Here’s an idea: if you can’t make your business work without exploiting workers and paying the taxes necessary for a civilized society, maybe go find some honest work, eh? Nobody owes you or your business success.
Oh, and about Aspotogan… Alberstat continues:
Meanwhile, the developer returns to provincial court in Bridgewater next month to challenge environment-related charges for alleged silt run-off during course construction.
Provincial Environment Department staff issued multiple summary offence tickets and directives to Aspotogan Ridge last year.
The charges were laid after complaints by the District of Chester about silt being released into Trout Point Lake. The municipality also introduced a water quality monitoring program at the lake last year.
Those Belgians just can’t get a break.
“Nova Scotia has a race problem,” writes Stephen Kimber:
We like to believe the bad old days — segregated schools, movie theatres that wouldn’t allow blacks like Viola Desmond to sit in the white section, the Africville relocation — are now historic artifacts to be mea culpa-ed during African Nova Scotia Month each year — and then forgotten for the next 11.
No public meetings.
Legislature sits (1–10pm, Province House)
Marine Ecology (11:30am, Slonim Conference Room, Goldberg Computer Science Building) — Boris Worm and Derek Tittensor will speak on “Applications in Marine Ecology and Conservation”:
In this presentation we will highlights cutting-edge questions and topics in marine ecology and conservation, many of which require advanced computational resources and problem-solving skills. Collaborations with computer scientists are becoming a major engine for innovation in these fields. We will discuss in some detail previous and ongoing work done in collaboration with Microsoft Research, Google, and the Computer Science Department at Dalhousie. Such collaborations will need to be strengthened and expanded if and when the proposed CFREF grant proposal is successful.

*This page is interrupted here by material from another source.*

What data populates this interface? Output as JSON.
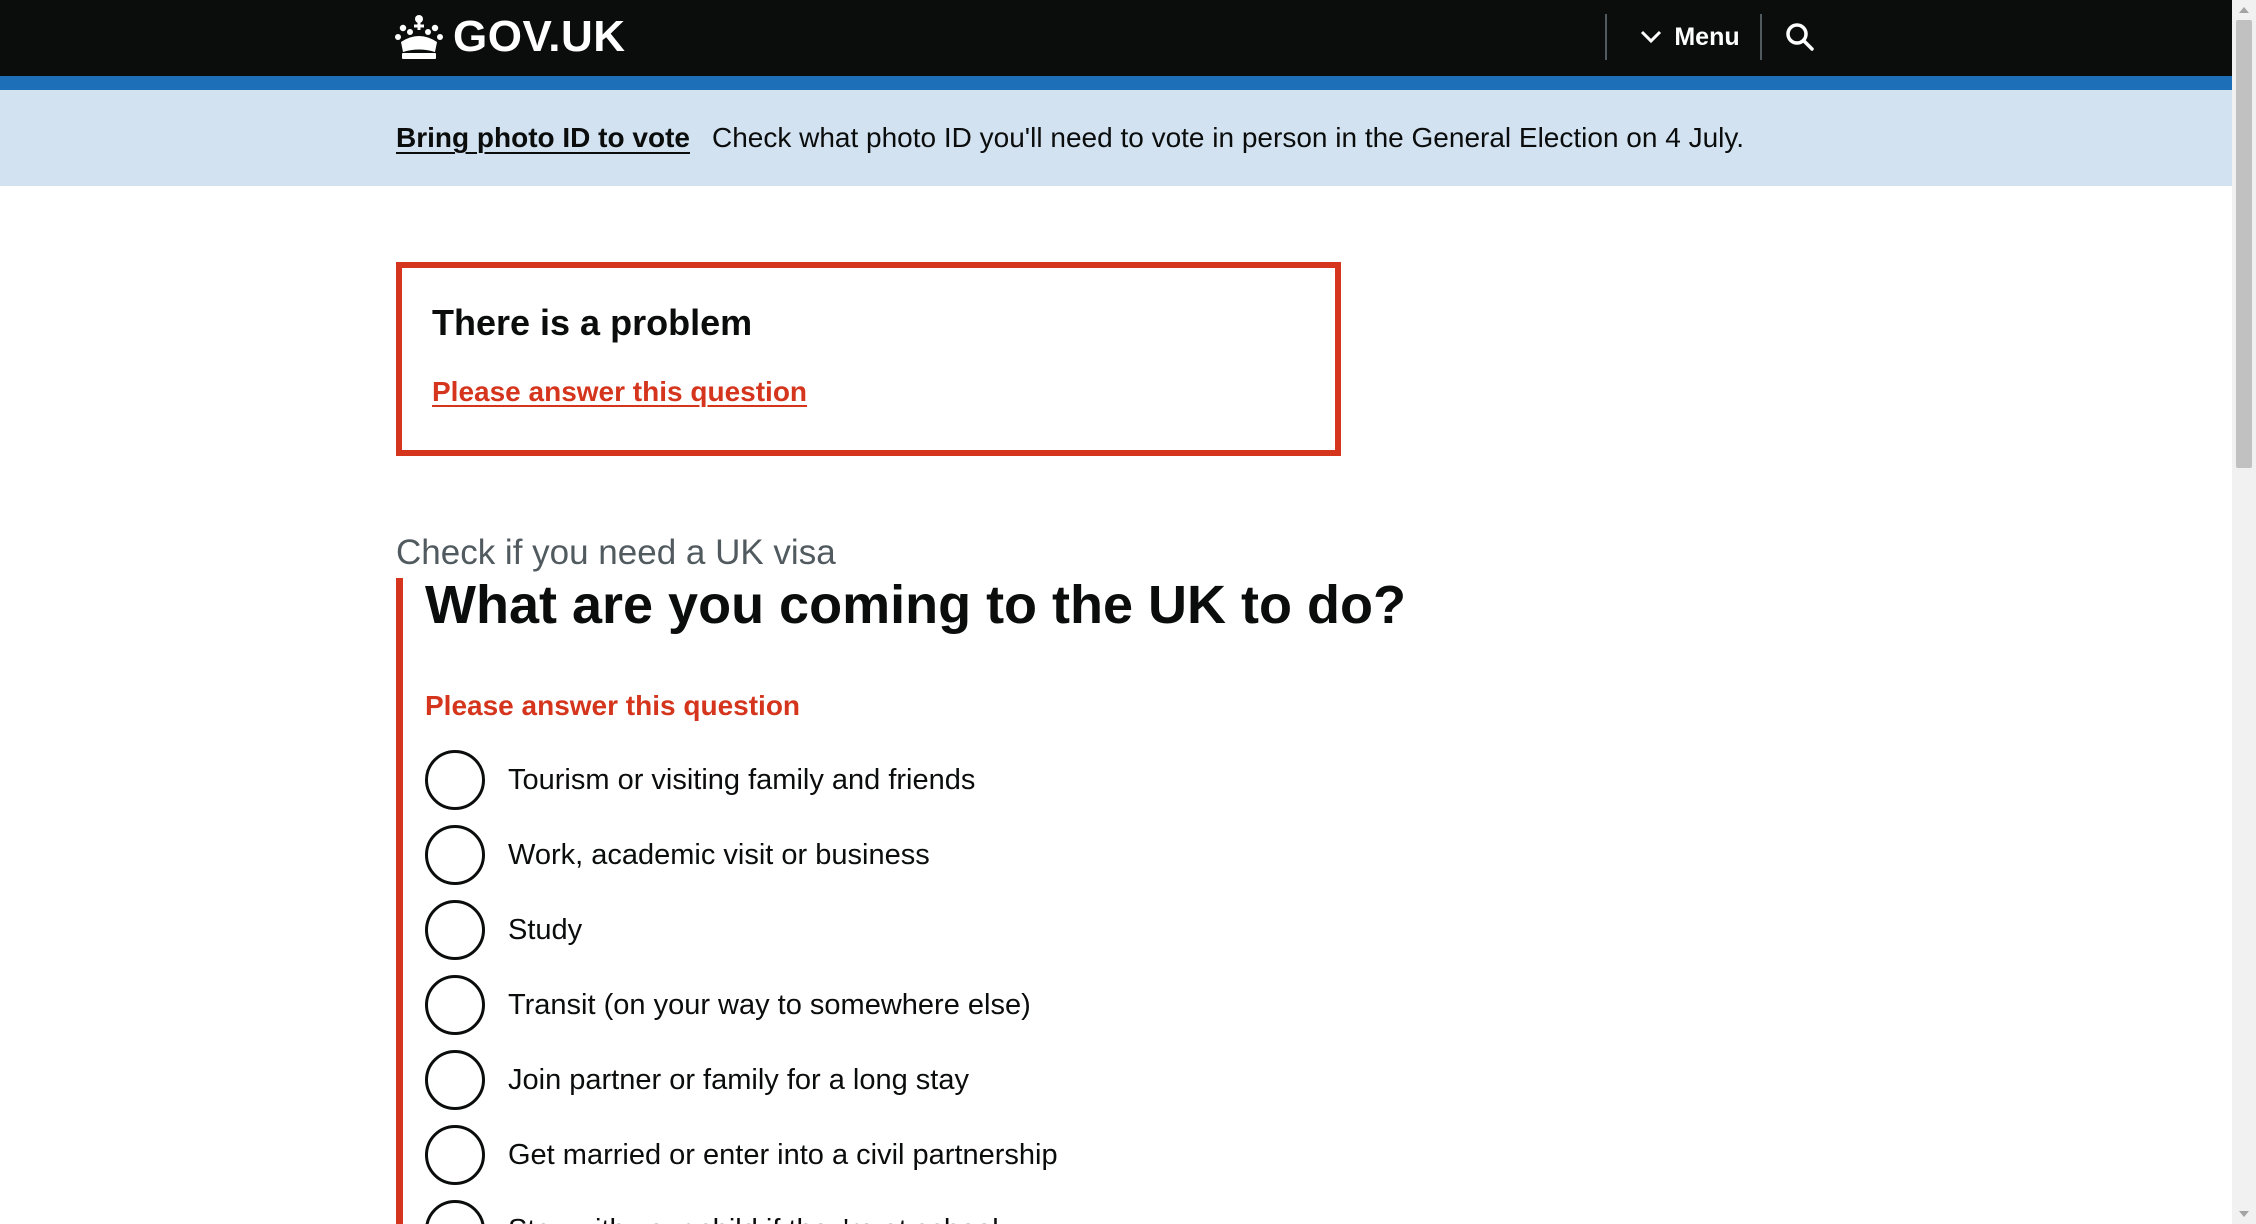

In the harbour
5am: Bahri Hofuf, ro-ro cargo, arrives at Fairview Cove from Baltimore
6:15am: Oceanex Connaigra, ro-ro cargo, arrives at Pier 41 from St. John’s
7:30am: CSL Metis, bulker, arrives at National Gypsum from Baltimore
9:30am: Primus, container ship, arrives at Pier 42 from Lexoes, Portugal
10am: OOCL Italy, container ship, arrives at Fairview Cove from Cagliari, Italy
11:30am: Bahri Hofuf, ro-ro cargo, sails from Fairview Cove to sea
11:30am: BBC Xingang, cargo ship, sails from Pier 31 to sea
5:30pm: Toreador, car carrier, arrives at Pier 31 from Southhampton, England
6pm: Ijsselborg, cargo ship, sails from Pier 27 to sea
6pm: Primus, container ship, sails from Pier 42 to sea
I’m still wondering where that weekend went.